There’s still oil on our coast. I saw it two weeks ago, I touched it, I smelled it. It’s still causing massive die offs with dolphins, sea turtles, crustaceans and fish. It’s causing public health issues. I’m here to tell everyone this problem is still here one year later. The beaches are still oiled. They’re trying to “make it right” by paying off the community, but it’s still destroyed. The fisheries are damaged. There’s no money in, people still don’t trust the seafood. They’re not paying up for their damages.

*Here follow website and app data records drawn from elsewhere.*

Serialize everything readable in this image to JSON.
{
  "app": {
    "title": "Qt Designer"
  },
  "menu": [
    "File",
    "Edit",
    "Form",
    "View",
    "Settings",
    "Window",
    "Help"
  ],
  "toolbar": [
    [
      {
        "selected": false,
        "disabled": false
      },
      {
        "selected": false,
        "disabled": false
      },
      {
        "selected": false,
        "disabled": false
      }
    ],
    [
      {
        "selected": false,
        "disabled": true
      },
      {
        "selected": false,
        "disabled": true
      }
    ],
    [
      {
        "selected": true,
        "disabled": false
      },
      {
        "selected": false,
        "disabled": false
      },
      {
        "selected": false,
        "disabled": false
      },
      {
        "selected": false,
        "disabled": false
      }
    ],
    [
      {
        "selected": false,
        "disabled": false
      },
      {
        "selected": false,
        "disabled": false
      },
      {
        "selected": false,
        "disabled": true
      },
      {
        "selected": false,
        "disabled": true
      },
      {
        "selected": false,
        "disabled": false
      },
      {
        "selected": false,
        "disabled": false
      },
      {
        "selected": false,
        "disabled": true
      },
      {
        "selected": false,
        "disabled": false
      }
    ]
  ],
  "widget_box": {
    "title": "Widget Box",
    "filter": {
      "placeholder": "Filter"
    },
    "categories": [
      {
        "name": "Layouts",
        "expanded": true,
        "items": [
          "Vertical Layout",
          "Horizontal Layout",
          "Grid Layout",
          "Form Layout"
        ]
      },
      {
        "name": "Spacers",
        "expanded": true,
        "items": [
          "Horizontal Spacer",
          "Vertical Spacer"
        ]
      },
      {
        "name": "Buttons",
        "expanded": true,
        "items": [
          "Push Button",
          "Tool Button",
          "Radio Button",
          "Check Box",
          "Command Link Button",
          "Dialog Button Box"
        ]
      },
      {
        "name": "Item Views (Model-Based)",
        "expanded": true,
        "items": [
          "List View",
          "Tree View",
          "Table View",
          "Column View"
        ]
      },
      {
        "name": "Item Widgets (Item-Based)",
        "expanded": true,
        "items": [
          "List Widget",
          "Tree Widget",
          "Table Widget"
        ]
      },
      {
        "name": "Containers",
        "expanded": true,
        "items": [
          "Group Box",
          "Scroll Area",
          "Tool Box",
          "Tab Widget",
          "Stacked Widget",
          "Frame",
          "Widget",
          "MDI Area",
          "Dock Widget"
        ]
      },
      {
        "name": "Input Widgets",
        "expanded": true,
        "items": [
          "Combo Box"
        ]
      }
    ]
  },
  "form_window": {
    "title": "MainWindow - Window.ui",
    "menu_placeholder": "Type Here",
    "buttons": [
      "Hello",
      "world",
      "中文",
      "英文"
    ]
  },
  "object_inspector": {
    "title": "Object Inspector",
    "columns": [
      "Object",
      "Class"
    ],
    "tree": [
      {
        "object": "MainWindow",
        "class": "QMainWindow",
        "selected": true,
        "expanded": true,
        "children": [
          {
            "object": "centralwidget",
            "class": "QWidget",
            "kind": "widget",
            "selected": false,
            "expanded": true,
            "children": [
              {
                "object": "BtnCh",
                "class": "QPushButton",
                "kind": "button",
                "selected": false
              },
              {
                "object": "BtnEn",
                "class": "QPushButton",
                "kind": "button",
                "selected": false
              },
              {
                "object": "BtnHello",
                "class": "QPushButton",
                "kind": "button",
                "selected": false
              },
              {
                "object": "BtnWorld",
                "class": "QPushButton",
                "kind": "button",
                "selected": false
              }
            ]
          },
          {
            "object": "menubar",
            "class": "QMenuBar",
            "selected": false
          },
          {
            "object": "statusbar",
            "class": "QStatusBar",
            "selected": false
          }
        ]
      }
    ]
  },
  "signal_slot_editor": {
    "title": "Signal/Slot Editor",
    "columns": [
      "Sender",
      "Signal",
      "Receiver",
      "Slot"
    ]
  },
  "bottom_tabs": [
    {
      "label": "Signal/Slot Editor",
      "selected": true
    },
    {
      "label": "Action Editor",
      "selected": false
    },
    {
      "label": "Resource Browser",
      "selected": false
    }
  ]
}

Stefanski is with the Gulf Restoration Network, which has a national petition to hold President Obama accountable and implement the Oil Spill Commission recommendations to ensure Louisiana and its sister states come back stronger.